had a meeting at Cincinnati last week. Twenty crime, and its aim is to stay these bitter waters
three establishments were represented, which forever. 3. No new principle is embodied in this law.daily, or over four millions a year. The Cinci
consume 14,058 bushels of corn and other grain Our existing laws forbid the sale of arsenic or pati Gazette says :—"The whole number of disPrussic acid to persons who, there is reason to tilleries which send their whiskey to this marbelieve, will make an improper use of these ket for sale, is at least thirty, and the whole conpoisons. The advocates of prohibition do not sume at least five millions bushels grain annuwish to proscribe the sale of ardent spirits for ally. Large quantities of hops are also used in mechanical, medicinal and artistic purposes. the manufacture. These establishments also What they ask is, that the law will forbid their feed constantly upwards of 100,000 hogs. One sale to be used as a beverage—to make men establishment, David Gilson's, at New Richdrunken, and kindle all their bad passions, and mond, twenty miles up the river, consumes 1440 send them into the community ripe for assaults, bushels of grain a day, and employs upwards of riot and murder. In 1834, General Jackson, fifty coopers in making barrels. The twenty then President, approved of a law passed by Con- three establishments manufacture upwards of gress, forbidding the sale of ardent spirits in the twelve millions of whiskey annually, all of which Indian territory. If it was found there, it was is sold in this city, and from hence it is shipped seized and summarily destroyed. Is it not as to all parts of the United States.”— Inquirer. important to protect white men from the cupidity of rumsellers as red men ?
4. A prohibitory law can be enforced. Li. Important Lecture, on the connexion of health cense laws are not, and cannot be. This is spe

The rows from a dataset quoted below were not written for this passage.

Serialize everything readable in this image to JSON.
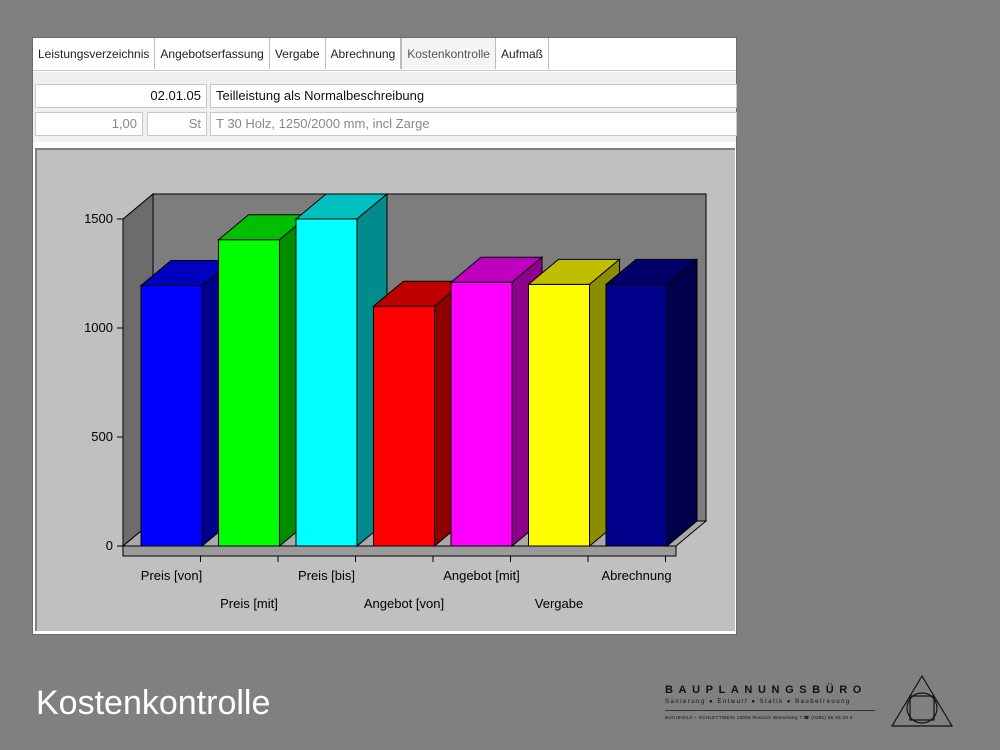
{
  "tabs": [
    {
      "label": "Leistungsverzeichnis",
      "active": false
    },
    {
      "label": "Angebotserfassung",
      "active": false
    },
    {
      "label": "Vergabe",
      "active": false
    },
    {
      "label": "Abrechnung",
      "active": false
    },
    {
      "label": "Kostenkontrolle",
      "active": true
    },
    {
      "label": "Aufmaß",
      "active": false
    }
  ],
  "position": {
    "code": "02.01.05",
    "short_text": "Teilleistung als Normalbeschreibung",
    "quantity": "1,00",
    "unit": "St",
    "long_text": "T 30 Holz, 1250/2000 mm,  incl Zarge"
  },
  "chart_data": {
    "type": "bar",
    "style": "3d",
    "categories": [
      "Preis [von]",
      "Preis [mit]",
      "Preis [bis]",
      "Angebot [von]",
      "Angebot [mit]",
      "Vergabe",
      "Abrechnung"
    ],
    "values": [
      1195,
      1405,
      1500,
      1100,
      1210,
      1200,
      1200
    ],
    "colors": [
      "#0000ff",
      "#00ff00",
      "#00ffff",
      "#ff0000",
      "#ff00ff",
      "#ffff00",
      "#00008b"
    ],
    "ylim": [
      0,
      1500
    ],
    "yticks": [
      "0",
      "500",
      "1000",
      "1500"
    ],
    "title": "",
    "xlabel": "",
    "ylabel": ""
  },
  "slide_title": "Kostenkontrolle",
  "logo": {
    "name": "BAUPLANUNGSBÜRO",
    "services": "Sanierung  ●  Entwurf  ●  Statik  ●  Baubetreuung",
    "address": "BUCHHOLZ + SCHLETTWEIN     18055 Rostock     Wamelweg 7     ☎ (0381) 66 66 28 4"
  }
}
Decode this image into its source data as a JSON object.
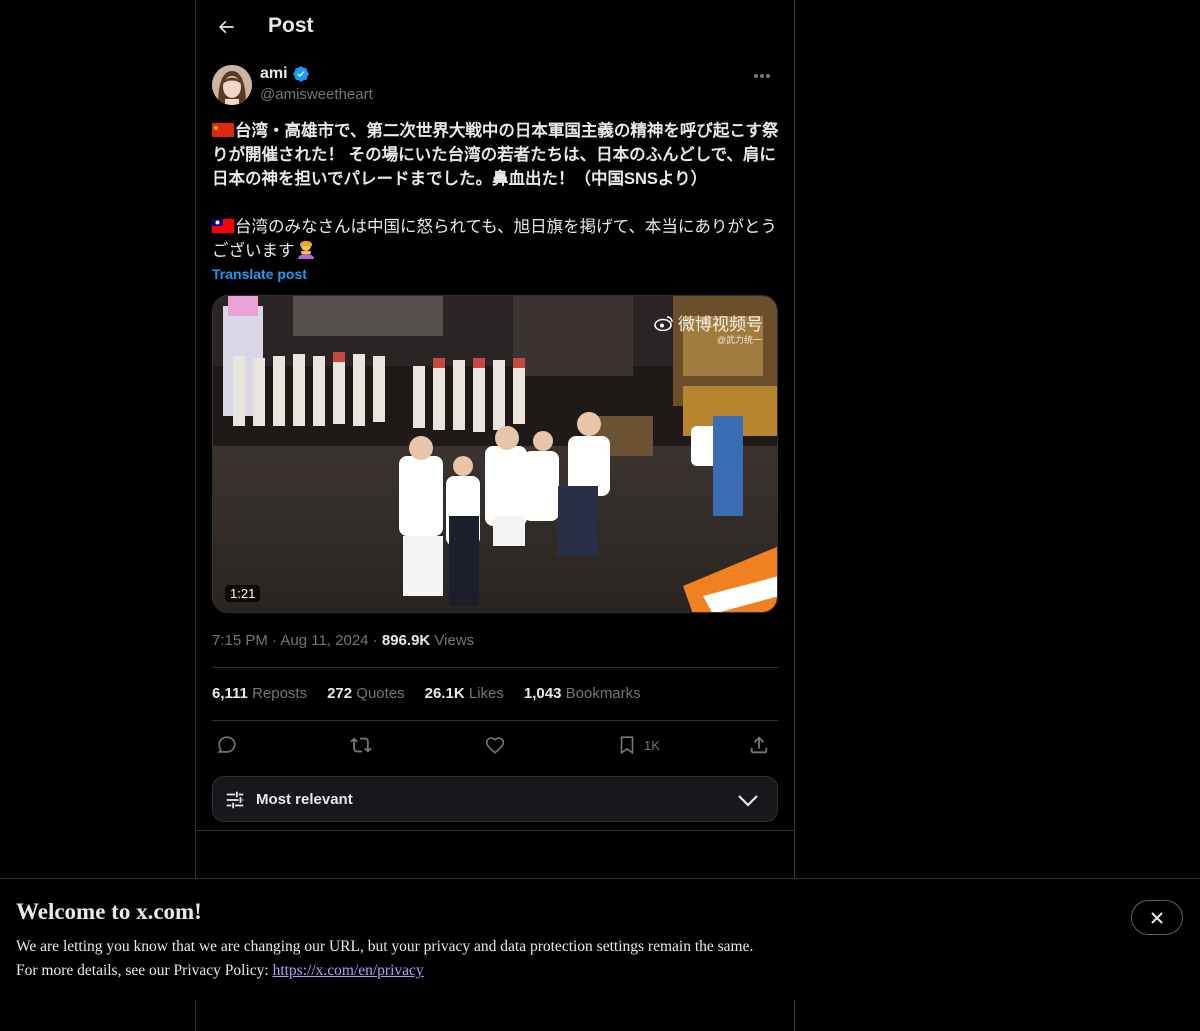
{
  "header": {
    "title": "Post",
    "back_icon": "arrow-left-icon"
  },
  "author": {
    "display_name": "ami",
    "handle": "@amisweetheart",
    "verified": true,
    "verified_color": "#1d9bf0"
  },
  "post": {
    "text_line_1": "台湾・高雄市で、第二次世界大戦中の日本軍国主義の精神を呼び起こす祭りが開催された！ その場にいた台湾の若者たちは、日本のふんどしで、肩に日本の神を担いでパレードまでした。鼻血出た！（中国SNSより）",
    "flag_1": "china-flag-icon",
    "text_line_2": "台湾のみなさんは中国に怒られても、旭日旗を掲げて、本当にありがとうございます",
    "flag_2": "taiwan-flag-icon",
    "emoji": "bowing-person-icon",
    "translate_label": "Translate post"
  },
  "media": {
    "duration": "1:21",
    "watermark": "微博视频号",
    "watermark_sub": "@武力统一"
  },
  "meta": {
    "time": "7:15 PM",
    "date": "Aug 11, 2024",
    "views_count": "896.9K",
    "views_label": "Views"
  },
  "stats": {
    "reposts_count": "6,111",
    "reposts_label": "Reposts",
    "quotes_count": "272",
    "quotes_label": "Quotes",
    "likes_count": "26.1K",
    "likes_label": "Likes",
    "bookmarks_count": "1,043",
    "bookmarks_label": "Bookmarks"
  },
  "actions": {
    "bookmark_count": "1K"
  },
  "sort": {
    "label": "Most relevant"
  },
  "banner": {
    "title": "Welcome to x.com!",
    "line_1": "We are letting you know that we are changing our URL, but your privacy and data protection settings remain the same.",
    "line_2_prefix": "For more details, see our Privacy Policy: ",
    "link": "https://x.com/en/privacy"
  }
}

with abstinence from alcoholic liquore. cially true in large towns and cities. But a few A lecture was delivered on February 15th, at months since, a grand jury for the city and county the Whittington Club, by Dr. Carpenter-Sir of Philadelphia, expressed the opinion that there John Forbes, M. D., presiding.

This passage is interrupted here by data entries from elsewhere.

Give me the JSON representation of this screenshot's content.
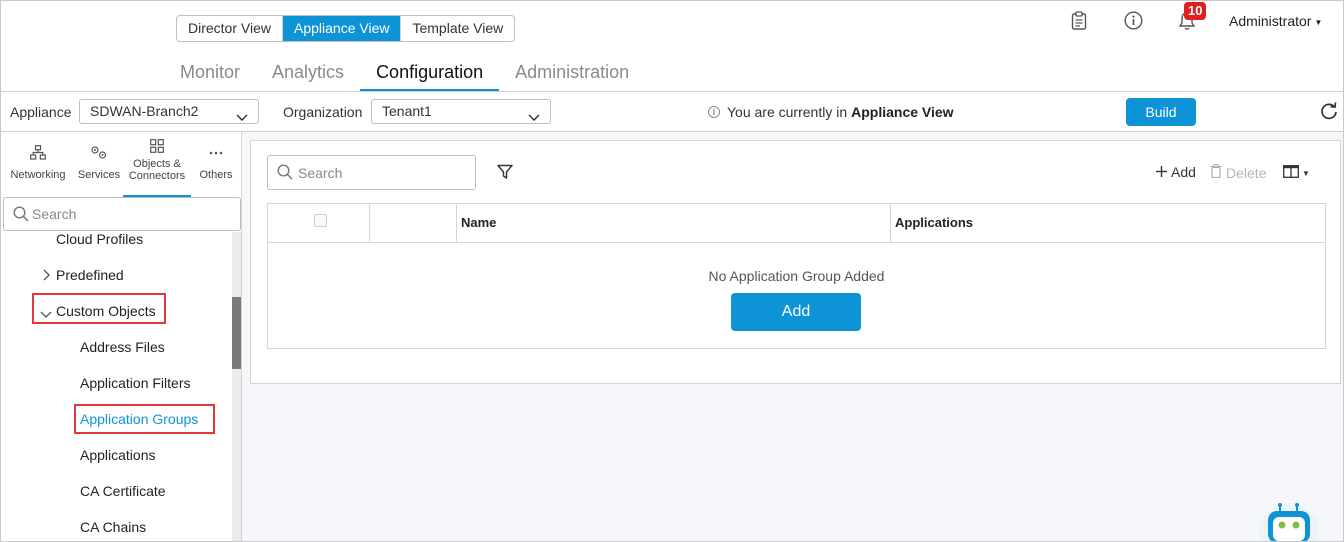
{
  "view_toggle": {
    "director": "Director View",
    "appliance": "Appliance View",
    "template": "Template View"
  },
  "notifications": {
    "count": "10"
  },
  "user": {
    "name": "Administrator"
  },
  "main_nav": {
    "monitor": "Monitor",
    "analytics": "Analytics",
    "configuration": "Configuration",
    "administration": "Administration"
  },
  "selectors": {
    "appliance_label": "Appliance",
    "appliance_value": "SDWAN-Branch2",
    "organization_label": "Organization",
    "organization_value": "Tenant1"
  },
  "info": {
    "prefix": "You are currently in",
    "view": "Appliance View"
  },
  "build_label": "Build",
  "sidebar": {
    "tabs": {
      "networking": "Networking",
      "services": "Services",
      "objects_line1": "Objects &",
      "objects_line2": "Connectors",
      "others": "Others"
    },
    "search_placeholder": "Search",
    "tree": {
      "cloud_profiles": "Cloud Profiles",
      "predefined": "Predefined",
      "custom_objects": "Custom Objects",
      "address_files": "Address Files",
      "application_filters": "Application Filters",
      "application_groups": "Application Groups",
      "applications": "Applications",
      "ca_certificate": "CA Certificate",
      "ca_chains": "CA Chains"
    }
  },
  "content": {
    "search_placeholder": "Search",
    "add_label": "Add",
    "delete_label": "Delete",
    "columns": {
      "name": "Name",
      "applications": "Applications"
    },
    "empty_message": "No Application Group Added",
    "add_button": "Add"
  },
  "colors": {
    "accent": "#0e93d6",
    "highlight_box": "#e03a3a",
    "badge": "#e02020"
  }
}
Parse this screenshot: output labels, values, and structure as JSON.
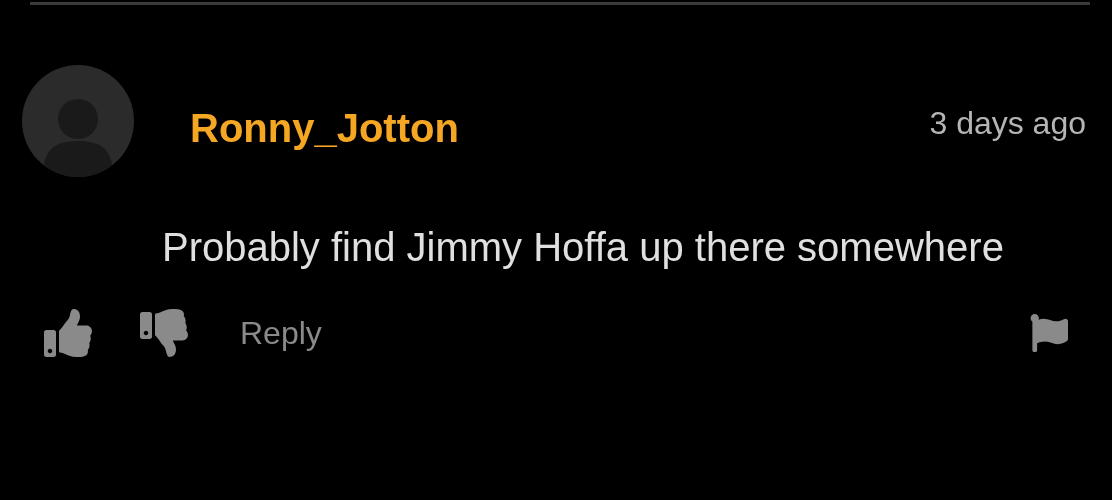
{
  "comment": {
    "author": "Ronny_Jotton",
    "time": "3 days ago",
    "text": "Probably find Jimmy Hoffa up there somewhere"
  },
  "actions": {
    "reply": "Reply"
  }
}
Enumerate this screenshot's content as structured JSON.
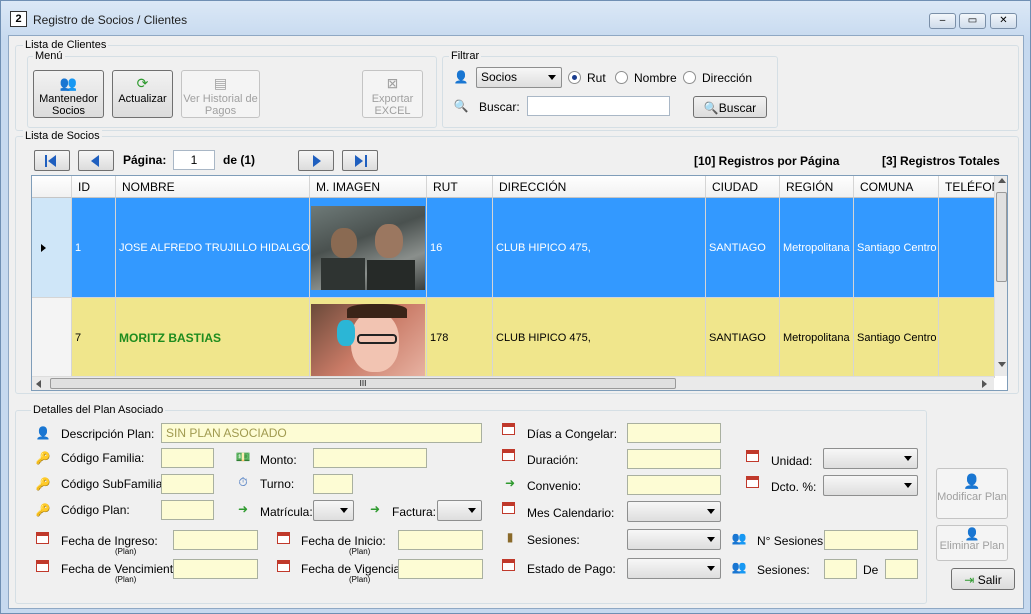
{
  "window": {
    "title": "Registro de Socios / Clientes",
    "icon_text": "2",
    "minimize": "‒",
    "maximize": "▭",
    "close": "✕"
  },
  "lista_clientes": {
    "label": "Lista de Clientes",
    "menu": {
      "label": "Menú",
      "mantenedor": "Mantenedor Socios",
      "actualizar": "Actualizar",
      "historial": "Ver Historial de Pagos",
      "exportar": "Exportar EXCEL"
    },
    "filtro": {
      "label": "Filtrar",
      "select_value": "Socios",
      "radios": [
        "Rut",
        "Nombre",
        "Dirección"
      ],
      "selected_radio": "Rut",
      "buscar_label": "Buscar:",
      "buscar_value": "",
      "buscar_button": "Buscar"
    }
  },
  "lista_socios": {
    "label": "Lista de Socios",
    "pagina_label": "Página:",
    "pagina_value": "1",
    "de_label": "de (1)",
    "registros_pagina": "[10] Registros por Página",
    "registros_totales": "[3] Registros Totales",
    "columns": [
      "ID",
      "NOMBRE",
      "M. IMAGEN",
      "RUT",
      "DIRECCIÓN",
      "CIUDAD",
      "REGIÓN",
      "COMUNA",
      "TELÉFONO"
    ],
    "rows": [
      {
        "id": "1",
        "nombre": "JOSE ALFREDO TRUJILLO HIDALGO",
        "rut": "16",
        "direccion": "CLUB HIPICO 475,",
        "ciudad": "SANTIAGO",
        "region": "Metropolitana",
        "comuna": "Santiago Centro",
        "telefono": ""
      },
      {
        "id": "7",
        "nombre": "MORITZ BASTIAS",
        "rut": "178",
        "direccion": "CLUB HIPICO 475,",
        "ciudad": "SANTIAGO",
        "region": "Metropolitana",
        "comuna": "Santiago Centro",
        "telefono": ""
      }
    ],
    "hscroll_grip": "III"
  },
  "detalles": {
    "label": "Detalles del Plan Asociado",
    "descripcion_label": "Descripción Plan:",
    "descripcion_value": "SIN PLAN ASOCIADO",
    "codigo_familia": "Código Familia:",
    "codigo_subfamilia": "Código SubFamilia:",
    "codigo_plan": "Código Plan:",
    "monto": "Monto:",
    "turno": "Turno:",
    "matricula": "Matrícula:",
    "factura": "Factura:",
    "fecha_ingreso": "Fecha de Ingreso:",
    "fecha_vencimiento": "Fecha de Vencimiento:",
    "fecha_inicio": "Fecha de Inicio:",
    "fecha_vigencia": "Fecha de Vigencia:",
    "plan_sub": "(Plan)",
    "dias_congelar": "Días a Congelar:",
    "duracion": "Duración:",
    "convenio": "Convenio:",
    "mes_calendario": "Mes Calendario:",
    "sesiones": "Sesiones:",
    "estado_pago": "Estado de Pago:",
    "unidad": "Unidad:",
    "dcto": "Dcto. %:",
    "n_sesiones": "N° Sesiones:",
    "sesiones2": "Sesiones:",
    "de": "De"
  },
  "actions": {
    "modificar": "Modificar Plan",
    "eliminar": "Eliminar Plan",
    "salir": "Salir"
  },
  "colors": {
    "selected_row": "#3399ff",
    "alt_row": "#f0e68c",
    "name_green": "#1e8c1e"
  }
}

The point are nearly as many unlicensed as licensed houses. throughout maintained by the lecturer was, that But a prohibitory law exterminates this nefarious health, instead of being sustained, was impaired business root and branch. True, it is sometimes in its activity by the use of alchoholic liquors. evaded and violated. So is the law against theft Taking as the ground of his argument that nothand robbery and arson and murder.
ing more was requisite to keep the frame in its 5. The law is popular and effective. Never muscular vigour than good food, good air, and a was there such a movement among the masses of necessary amount of sleep, Dr. Carpenter showed the people as at the present time. A few days that alcohol led to important deteriorations in since, a petition signed by eight thousand persons the body. It stopped the process of eliminawas presented to the Georgia Legislature for a tion of everything that ought to be carried away, prohibitory law. Michigan recently gave twenty impeded the body from getting rid of its effete thousand majority, in favor of the law. It is and used-up matters, curdled albumen which was effective. This is proved by the powerful oppo- one of the greatest constituents of the blood, sition arrayed against it. A gentleman of this and prevented the removal from the tissues of city connected with a large brewery, said their the inert fatty matter which accumulates about firm would expend forty thousand dollars rather them. Among the many instances which Dr. than have the law enacted. Other reasons for Carpenter gave to prove the inefficiency of alprohibition may be given at another time.cohol to sustain bodily exertions, he quoted a Philad. Ledger.
remarkable circumstance, which had been told